How much has the world really changed since then?
“Back then, the young people had one objective: to make the world a better place. There was much more laughter, music and love,” she says.
I dwell on the laughter, music and love in my own life, as I swirl my wine glass in a magical sunset. These long summer days are unusual for September in Germany, and as I look at the vineyards through my wine, I think of this time last year, when I was at the Wine University in Giesenheim, learning about an experiment that tracks the effect of climate change on wine growing.
I guess we have more questions in our life now, more questions than music or love or laughter.
I swirl my glass again, remembering these wise words someone once said: “The answers might not lie at the bottom of a bottle of wine, but you should atleast check.”
The week I landed in Germany was the week I marked one year of being vegan. It had all begun when I met a vegan friend in Germany, who convinced me that cutting out animal products from my diet, even as I travel, is not as hard as it sounds.
With the meat and cheese out, I expected to eat only potatoes in Germany this time – and I did eat my fair share, but I was surprised time and again, with couscous salads, pretzels with beetroot and eggplant dips, and vegan chocolates, energy bars and desserts in health organic stores even in tiny German villages.
At the annual farmers market (Umstädter Bauernmarkt) in Umstädt, I joined the revelry to discover something else. The wine stalls, the flammkuchen, the beer, the breads, I expected to see. What I didn’t expect was the potato revelry. Local farmers offered us a taste of blue, red, white and yellow potatoes, and those are just 4 of the 100+ varieties in Germany – and I can tell you, each potato has its own distinct flavor.
Next year, I see myself at the annual Potato Festival, where local restos across Odenwald offer two weeks of a menu based primarily on potatoes! #NotJustPotatoes, anyone? 😉

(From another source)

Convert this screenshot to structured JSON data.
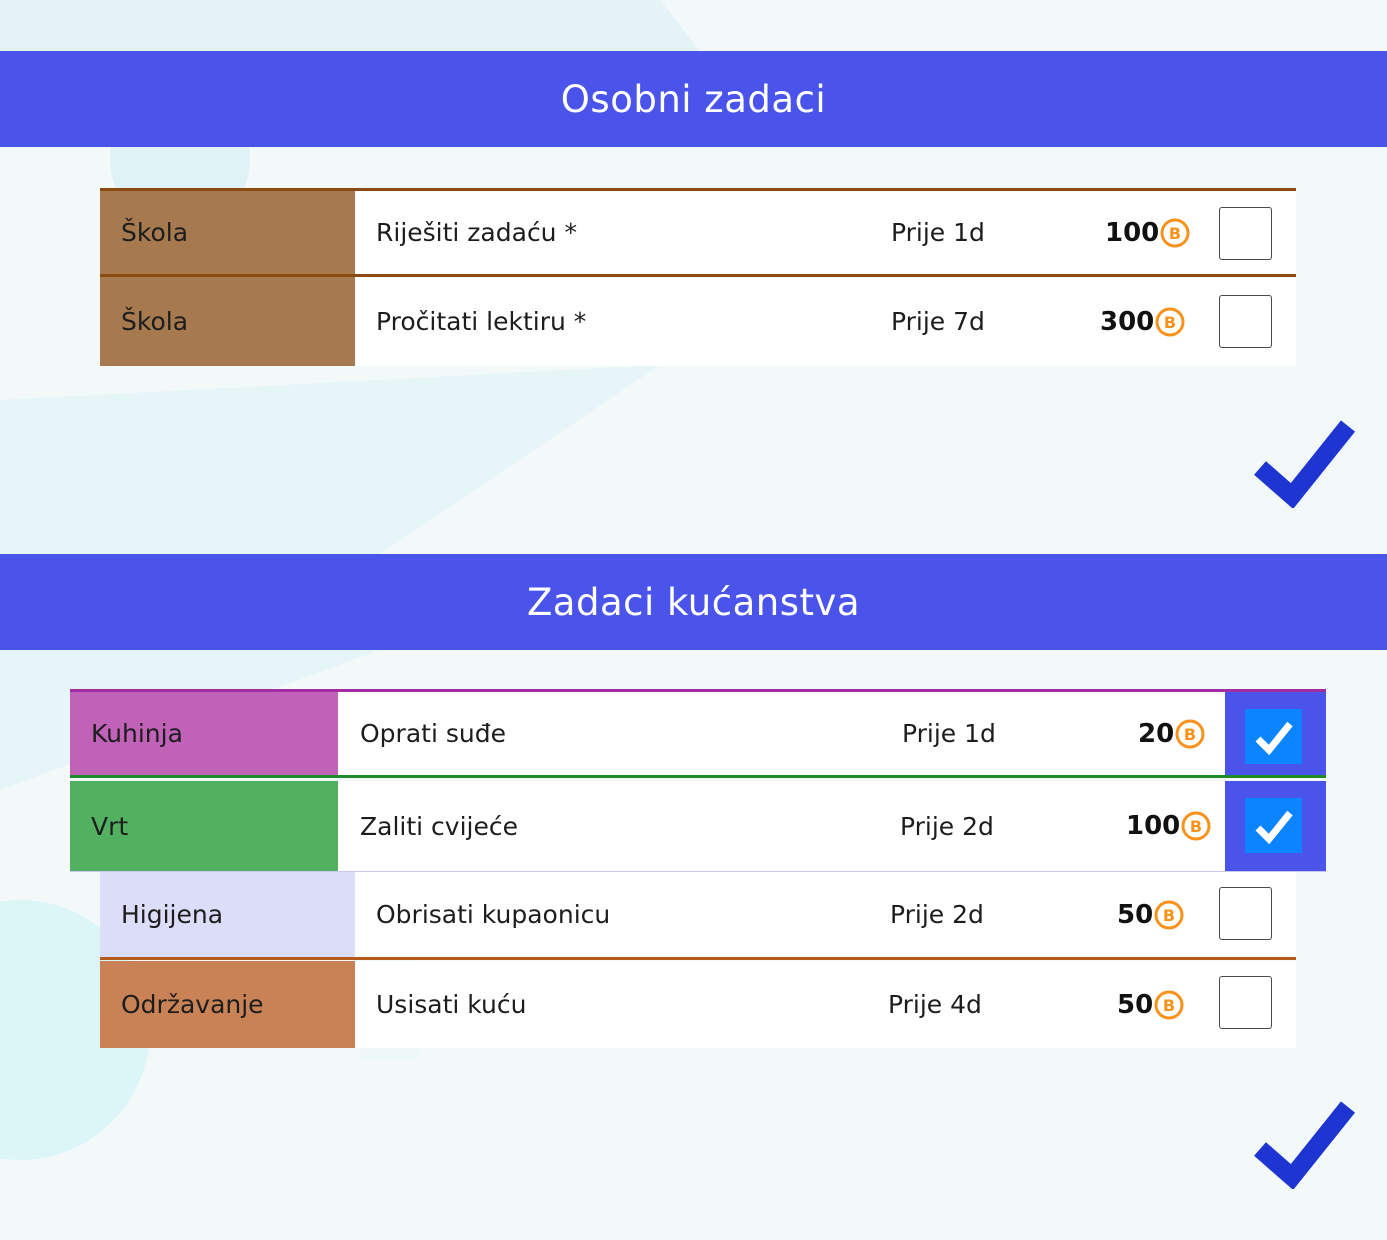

This was my fifth trip to Germany and the third to Frankfurt; what could one find worth 3 trips in a business city like Frankfurt you ask, and I did too. Last year, I drank apple wine in a traditional wine house, and this year, I met a traditional potter – the only one in the city – who still makes traditional bembels in which apple wine has always been served. She shapes the clay on her wheel, burns it in the oven and paints nostalgic memes on it.
As I watch the sun set one last time, above the vineyards and half-timbered houses of Bergstrasse, I remind myself that this is what Germany is really about.
It has the cars and the autobahn and a sad part of history, but it also has the forests and the flowers, the sunsets and the stars. A deep sense of spirtituality that you can only find when of the pre-conceived notions you rid your mind.
In Tanya Markul’s words:
“To me, being spiritual means… whispering to trees, laughing with flowers, falling in love with sunsets, consulting water and worshipping the stars.”
Hessen, Germany: Travel tips
How to get there: Lufthansa flies direct to Frankfurt from all major Indian cities.
Where to stay:
- Frankfurt: Villa Kennedy – A charming, luxurious 100+ year old villa that has been refurbished beautifully from within. I loved the blend of modern interiors and traditional architecture.
- Heppenheim: Goldkind Feine Wohn- & Schlafstuben – A chic independent studio in the fairytale town of Heppenheim, with a sauna in the bedroom! One of the coolest apartments I’ve stayed in yet.
- Michelstadt: Die Träumerei (The Dreamery) – I didn’t stay here but totally fell in love with the concept while eating at their cafe. It’s a 17th century house turned into a unique design hotel!
- Airbnb: There are interesting new homes added all the time. Sign up with my referral to get 15$ off your first stay!
First time to Germany? All my tips here.
Have you travelled in Germany’s Hessen region? What did you love, or what would you most like to experience?
I was hosted in Hessen by Hessen Tourismus as part of the #DiscoverHessen blogging trip. As you know, opinions on this blog are always mine.